## RECORDED INFORMATION
****************

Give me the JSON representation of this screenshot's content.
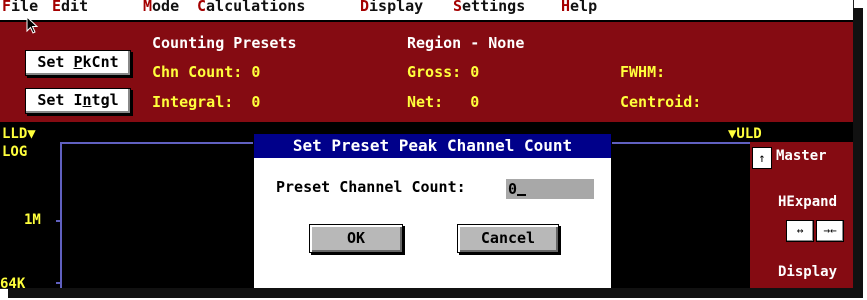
{
  "menu": {
    "items": [
      {
        "hotkey": "F",
        "rest": "ile"
      },
      {
        "hotkey": "E",
        "rest": "dit"
      },
      {
        "hotkey": "M",
        "rest": "ode"
      },
      {
        "hotkey": "C",
        "rest": "alculations"
      },
      {
        "hotkey": "D",
        "rest": "isplay"
      },
      {
        "hotkey": "S",
        "rest": "ettings"
      },
      {
        "hotkey": "H",
        "rest": "elp"
      }
    ]
  },
  "panel": {
    "buttons": {
      "pkcnt": {
        "pre": "Set ",
        "hotkey": "P",
        "post": "kCnt"
      },
      "intgl": {
        "pre": "Set I",
        "hotkey": "n",
        "post": "tgl"
      }
    },
    "counting_presets": "Counting Presets",
    "chn_count": "Chn Count: 0",
    "integral": "Integral:  0",
    "region": "Region - None",
    "gross": "Gross: 0",
    "net": "Net:   0",
    "fwhm": "FWHM:",
    "centroid": "Centroid:"
  },
  "spectrum": {
    "lld": "LLD▼",
    "uld": "▼ULD",
    "log": "LOG",
    "y_1m": "1M",
    "y_64k": "64K",
    "master": "Master",
    "hexpand": "HExpand",
    "display": "Display",
    "scroll_up": "↑",
    "expand": "↔",
    "contract": "→←"
  },
  "dialog": {
    "title": "Set Preset Peak Channel Count",
    "label": "Preset Channel Count:",
    "value": "0",
    "ok": "OK",
    "cancel": "Cancel"
  },
  "colors": {
    "panel_bg": "#850b12",
    "title_bar": "#00008a",
    "value_text": "#ffff3c",
    "menu_hotkey": "#a40000"
  }
}
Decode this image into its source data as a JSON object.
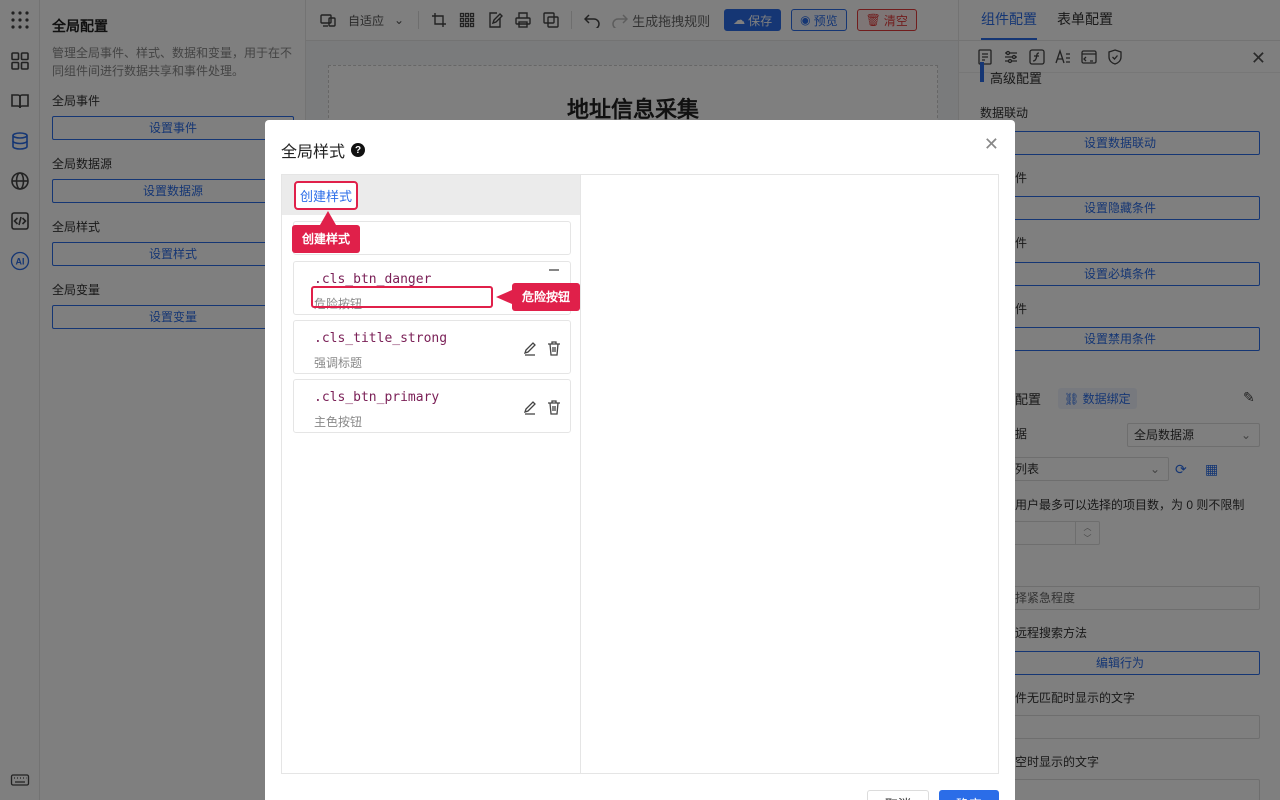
{
  "left_panel": {
    "title": "全局配置",
    "description": "管理全局事件、样式、数据和变量，用于在不同组件间进行数据共享和事件处理。",
    "sections": [
      {
        "label": "全局事件",
        "button": "设置事件"
      },
      {
        "label": "全局数据源",
        "button": "设置数据源"
      },
      {
        "label": "全局样式",
        "button": "设置样式"
      },
      {
        "label": "全局变量",
        "button": "设置变量"
      }
    ]
  },
  "toolbar": {
    "device_select": "自适应",
    "rule_label": "生成拖拽规则",
    "save": "保存",
    "preview": "预览",
    "clear": "清空"
  },
  "canvas": {
    "form_title": "地址信息采集"
  },
  "right_panel": {
    "tabs": [
      "组件配置",
      "表单配置"
    ],
    "advanced_label": "高级配置",
    "data_link_label": "数据联动",
    "buttons": [
      "设置数据联动",
      "设置隐藏条件",
      "设置必填条件",
      "设置禁用条件",
      "编辑行为"
    ],
    "row_labels": [
      "件",
      "件",
      "件"
    ],
    "config_label": "配置",
    "bind_label": "数据绑定",
    "data_label": "据",
    "datasource_select": "全局数据源",
    "list_select": "列表",
    "max_hint": "用户最多可以选择的项目数，为 0 则不限制",
    "urgency_value": "择紧急程度",
    "remote_label": "远程搜索方法",
    "nomatch_label": "件无匹配时显示的文字",
    "empty_label": "空时显示的文字"
  },
  "modal": {
    "title": "全局样式",
    "help_glyph": "?",
    "create_link": "创建样式",
    "styles": [
      {
        "name": ".cls_btn_danger",
        "desc": "危险按钮"
      },
      {
        "name": ".cls_title_strong",
        "desc": "强调标题"
      },
      {
        "name": ".cls_btn_primary",
        "desc": "主色按钮"
      }
    ],
    "cancel": "取消",
    "ok": "确定"
  },
  "callouts": {
    "create": "创建样式",
    "danger": "危险按钮"
  },
  "colors": {
    "primary": "#2b6de8",
    "danger": "#e23b3b",
    "callout": "#e0204a",
    "style_name": "#7a1f56"
  }
}
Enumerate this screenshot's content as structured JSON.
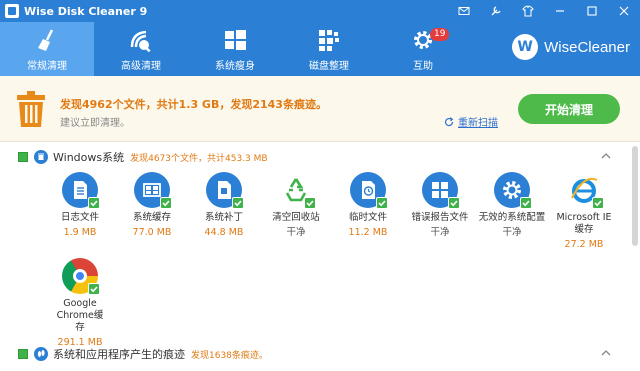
{
  "window": {
    "title": "Wise Disk Cleaner 9",
    "controls": [
      "mail-icon",
      "settings-icon",
      "skin-icon",
      "minimize-icon",
      "maximize-icon",
      "close-icon"
    ]
  },
  "toolbar": {
    "tabs": [
      {
        "label": "常规清理",
        "icon": "broom-icon",
        "active": true
      },
      {
        "label": "高级清理",
        "icon": "advanced-clean-icon",
        "active": false
      },
      {
        "label": "系统瘦身",
        "icon": "windows-icon",
        "active": false
      },
      {
        "label": "磁盘整理",
        "icon": "defrag-icon",
        "active": false
      },
      {
        "label": "互助",
        "icon": "gear-icon",
        "active": false,
        "badge": "19"
      }
    ],
    "brand": {
      "logo": "W",
      "name": "WiseCleaner"
    }
  },
  "summary": {
    "main": "发现4962个文件，共计1.3 GB，发现2143条痕迹。",
    "sub": "建议立即清理。",
    "rescan": "重新扫描",
    "start_button": "开始清理"
  },
  "sections": [
    {
      "title": "Windows系统",
      "info": "发现4673个文件，共计453.3 MB",
      "items": [
        {
          "name": "日志文件",
          "value": "1.9 MB",
          "icon": "log-file-icon"
        },
        {
          "name": "系统缓存",
          "value": "77.0 MB",
          "icon": "system-cache-icon"
        },
        {
          "name": "系统补丁",
          "value": "44.8 MB",
          "icon": "system-patch-icon"
        },
        {
          "name": "清空回收站",
          "value": "干净",
          "icon": "recycle-bin-icon"
        },
        {
          "name": "临时文件",
          "value": "11.2 MB",
          "icon": "temp-file-icon"
        },
        {
          "name": "错误报告文件",
          "value": "干净",
          "icon": "error-report-icon"
        },
        {
          "name": "无效的系统配置",
          "value": "干净",
          "icon": "invalid-config-icon"
        },
        {
          "name": "Microsoft IE 缓存",
          "value": "27.2 MB",
          "icon": "ie-icon"
        },
        {
          "name": "Google Chrome缓存",
          "value": "291.1 MB",
          "icon": "chrome-icon"
        }
      ]
    },
    {
      "title": "系统和应用程序产生的痕迹",
      "info": "发现1638条痕迹。"
    }
  ],
  "colors": {
    "accent": "#2b7fd4",
    "active_tab": "#5aa6ee",
    "orange": "#e07a14",
    "green": "#4dba4a",
    "banner": "#fdf8ec"
  }
}
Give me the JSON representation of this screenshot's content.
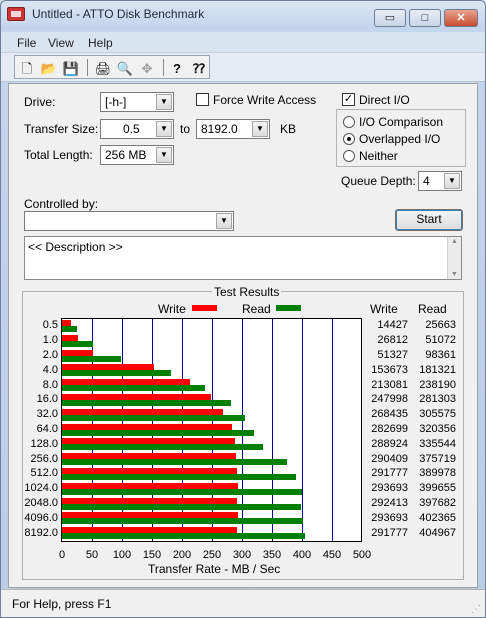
{
  "window": {
    "title": "Untitled - ATTO Disk Benchmark",
    "minimize": "▭",
    "maximize": "□",
    "close": "✕"
  },
  "menu": {
    "items": [
      "File",
      "View",
      "Help"
    ]
  },
  "toolbar": {
    "icons": [
      "new-document-icon",
      "open-folder-icon",
      "save-icon",
      "print-icon",
      "print-preview-icon",
      "move-icon",
      "help-icon",
      "context-help-icon"
    ],
    "glyphs": [
      "🗋",
      "📂",
      "💾",
      "🖨",
      "🔍",
      "✥",
      "?",
      "⁇"
    ]
  },
  "form": {
    "drive_label": "Drive:",
    "drive_value": "[-h-]",
    "force_write_label": "Force Write Access",
    "force_write_checked": false,
    "direct_io_label": "Direct I/O",
    "direct_io_checked": true,
    "transfer_size_label": "Transfer Size:",
    "transfer_from": "0.5",
    "to_label": "to",
    "transfer_to": "8192.0",
    "kb_label": "KB",
    "total_length_label": "Total Length:",
    "total_length_value": "256 MB",
    "io_options": [
      {
        "label": "I/O Comparison",
        "selected": false
      },
      {
        "label": "Overlapped I/O",
        "selected": true
      },
      {
        "label": "Neither",
        "selected": false
      }
    ],
    "queue_depth_label": "Queue Depth:",
    "queue_depth_value": "4",
    "controlled_by_label": "Controlled by:",
    "controlled_by_value": "",
    "start_label": "Start",
    "description_text": "<< Description >>"
  },
  "results": {
    "group_title": "Test Results",
    "write_col": "Write",
    "read_col": "Read"
  },
  "chart_data": {
    "type": "bar",
    "title": "Test Results",
    "xlabel": "Transfer Rate - MB / Sec",
    "xlim": [
      0,
      500
    ],
    "xticks": [
      "0",
      "50",
      "100",
      "150",
      "200",
      "250",
      "300",
      "350",
      "400",
      "450",
      "500"
    ],
    "categories": [
      "0.5",
      "1.0",
      "2.0",
      "4.0",
      "8.0",
      "16.0",
      "32.0",
      "64.0",
      "128.0",
      "256.0",
      "512.0",
      "1024.0",
      "2048.0",
      "4096.0",
      "8192.0"
    ],
    "series": [
      {
        "name": "Write",
        "color": "#ff0000",
        "values": [
          14427,
          26812,
          51327,
          153673,
          213081,
          247998,
          268435,
          282699,
          288924,
          290409,
          291777,
          293693,
          292413,
          293693,
          291777
        ],
        "labels": [
          "14427",
          "26812",
          "51327",
          "153673",
          "213081",
          "247998",
          "268435",
          "282699",
          "288924",
          "290409",
          "291777",
          "293693",
          "292413",
          "293693",
          "291777"
        ]
      },
      {
        "name": "Read",
        "color": "#008000",
        "values": [
          25663,
          51072,
          98361,
          181321,
          238190,
          281303,
          305575,
          320356,
          335544,
          375719,
          389978,
          399655,
          397682,
          402365,
          404967
        ],
        "labels": [
          "25663",
          "51072",
          "98361",
          "181321",
          "238190",
          "281303",
          "305575",
          "320356",
          "335544",
          "375719",
          "389978",
          "399655",
          "397682",
          "402365",
          "404967"
        ]
      }
    ],
    "grid": true,
    "gridline_color": "#0000a0"
  },
  "status": {
    "text": "For Help, press F1"
  }
}
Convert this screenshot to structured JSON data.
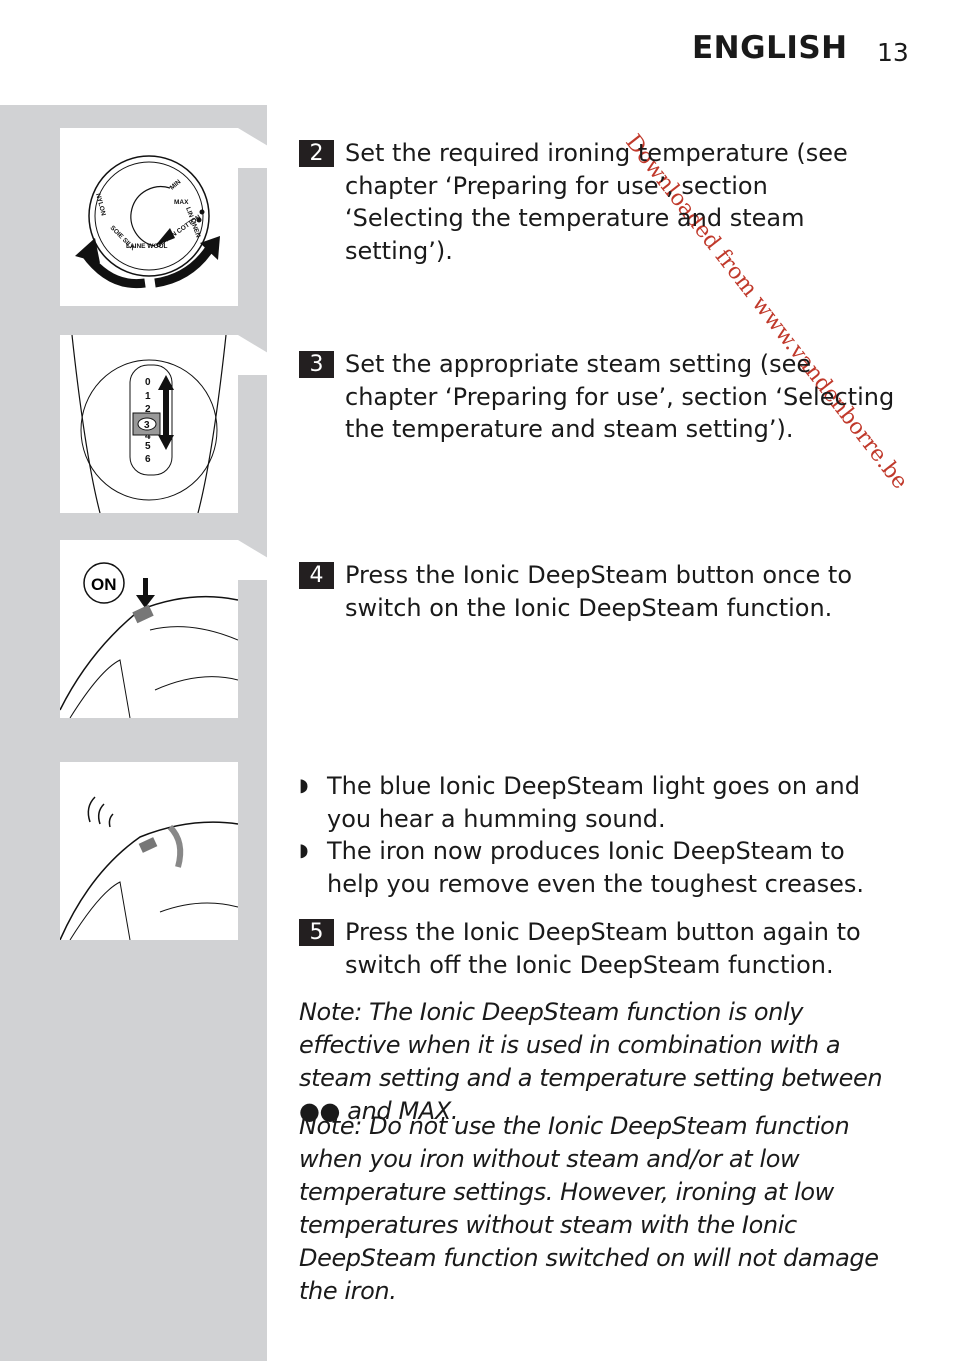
{
  "header": {
    "title": "ENGLISH",
    "page_number": "13"
  },
  "watermark": "Downloaded from www.vandenborre.be",
  "illustrations": [
    {
      "name": "temperature-dial",
      "labels": [
        "NYLON",
        "SOIE SILK",
        "LAINE WOOL",
        "COTON COTTON",
        "LIN LINEN",
        "MAX",
        "MIN"
      ]
    },
    {
      "name": "steam-setting-slider",
      "labels": [
        "0",
        "1",
        "2",
        "3",
        "4",
        "5",
        "6"
      ]
    },
    {
      "name": "ionic-button-on",
      "labels": [
        "ON"
      ]
    },
    {
      "name": "humming-iron",
      "labels": []
    }
  ],
  "steps": [
    {
      "number": "2",
      "text": "Set the required ironing temperature (see chapter ‘Preparing for use’, section ‘Selecting the temperature and steam setting’)."
    },
    {
      "number": "3",
      "text": "Set the appropriate steam setting (see chapter ‘Preparing for use’, section ‘Selecting the temperature and steam setting’)."
    },
    {
      "number": "4",
      "text": "Press the Ionic DeepSteam button once to switch on the Ionic DeepSteam function."
    },
    {
      "number": "5",
      "text": "Press the Ionic DeepSteam button again to switch off the Ionic DeepSteam function."
    }
  ],
  "bullets": [
    {
      "mark": "◗",
      "text": "The blue Ionic DeepSteam light goes on and you hear a humming sound."
    },
    {
      "mark": "◗",
      "text": "The iron now produces Ionic DeepSteam to help you remove even the toughest creases."
    }
  ],
  "notes": [
    "Note: The Ionic DeepSteam function is only effective when it is used in combination with a steam setting and a temperature setting between ●● and MAX.",
    "Note: Do not use the Ionic DeepSteam function when you iron without steam and/or at low temperature settings. However, ironing at low temperatures without steam with the Ionic DeepSteam function switched on will not damage the iron."
  ],
  "colors": {
    "band": "#d1d2d4",
    "number_box": "#231f20",
    "watermark": "#c0392b"
  }
}
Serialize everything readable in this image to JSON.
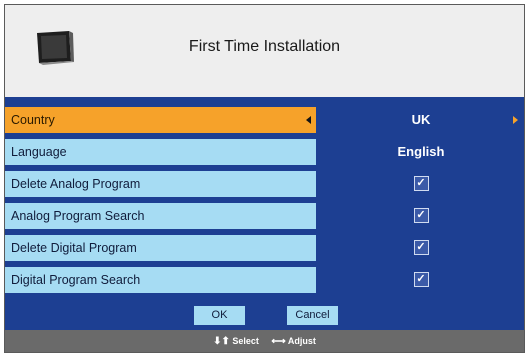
{
  "header": {
    "title": "First Time Installation",
    "icon": "tv-icon"
  },
  "rows": [
    {
      "label": "Country",
      "value": "UK",
      "selected": true
    },
    {
      "label": "Language",
      "value": "English"
    },
    {
      "label": "Delete Analog Program",
      "value": "✓"
    },
    {
      "label": "Analog Program Search",
      "value": "✓"
    },
    {
      "label": "Delete Digital Program",
      "value": "✓"
    },
    {
      "label": "Digital Program Search",
      "value": "✓"
    }
  ],
  "buttons": {
    "ok": "OK",
    "cancel": "Cancel"
  },
  "footer": {
    "select_arrows": "⬇⬆",
    "select_label": "Select",
    "adjust_arrows": "⟷",
    "adjust_label": "Adjust"
  },
  "colors": {
    "accent": "#f6a22a",
    "panel": "#1d3f92",
    "label_bg": "#a6dcf3"
  }
}
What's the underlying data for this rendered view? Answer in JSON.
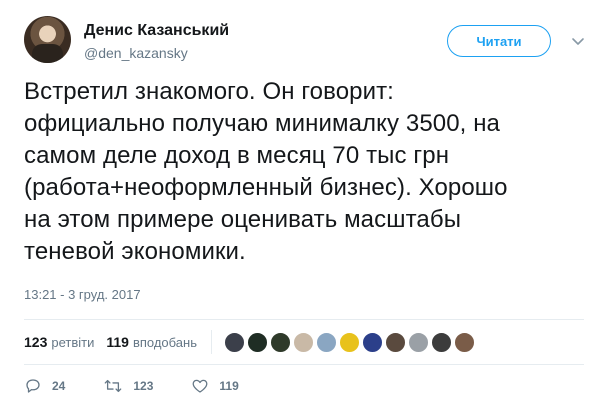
{
  "author": {
    "name": "Денис Казанський",
    "handle": "@den_kazansky"
  },
  "follow_button": {
    "label": "Читати"
  },
  "tweet": {
    "text": "Встретил знакомого. Он говорит:\nофициально получаю минималку 3500, на\nсамом деле доход в месяц 70 тыс грн\n(работа+неоформленный бизнес). Хорошо\nна этом примере оценивать масштабы\nтеневой экономики.",
    "timestamp": "13:21 - 3 груд. 2017"
  },
  "stats": {
    "retweets_count": "123",
    "retweets_label": "ретвіти",
    "likes_count": "119",
    "likes_label": "вподобань"
  },
  "liker_avatars": [
    {
      "name": "liker-avatar-1",
      "color": "#3b3f4a"
    },
    {
      "name": "liker-avatar-2",
      "color": "#1f2d24"
    },
    {
      "name": "liker-avatar-3",
      "color": "#2f3a2a"
    },
    {
      "name": "liker-avatar-4",
      "color": "#c9b9a6"
    },
    {
      "name": "liker-avatar-5",
      "color": "#8aa6c2"
    },
    {
      "name": "liker-avatar-6",
      "color": "#e8c21c"
    },
    {
      "name": "liker-avatar-7",
      "color": "#2b3f8a"
    },
    {
      "name": "liker-avatar-8",
      "color": "#5a4a3e"
    },
    {
      "name": "liker-avatar-9",
      "color": "#9aa0a6"
    },
    {
      "name": "liker-avatar-10",
      "color": "#3c3c3c"
    },
    {
      "name": "liker-avatar-11",
      "color": "#7a5c48"
    }
  ],
  "actions": {
    "replies": "24",
    "retweets": "123",
    "likes": "119"
  },
  "icons": {
    "more": "chevron-down-icon",
    "reply": "reply-icon",
    "retweet": "retweet-icon",
    "like": "heart-icon"
  },
  "colors": {
    "accent": "#1da1f2",
    "muted": "#657786",
    "text": "#14171a"
  }
}
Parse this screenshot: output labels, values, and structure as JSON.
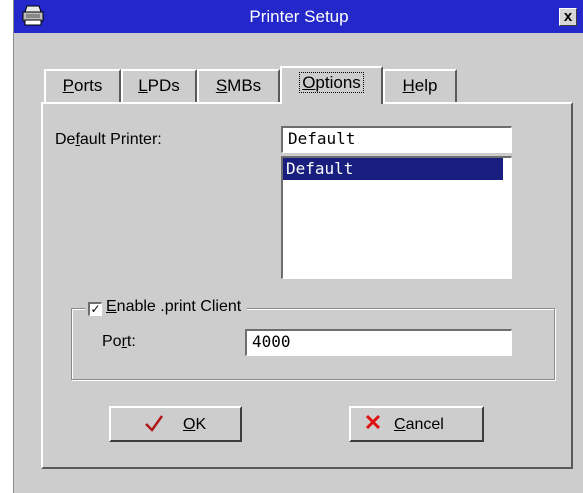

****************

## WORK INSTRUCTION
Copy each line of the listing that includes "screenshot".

## ANSWER FOR THIS EXERCISE
Give me the JSON representation of this screenshot's content.
Enumerate this screenshot's content as structured JSON.
Give me the JSON representation of this screenshot's content.
Convert this screenshot to structured JSON data.
Parse this screenshot: output labels, values, and structure as JSON.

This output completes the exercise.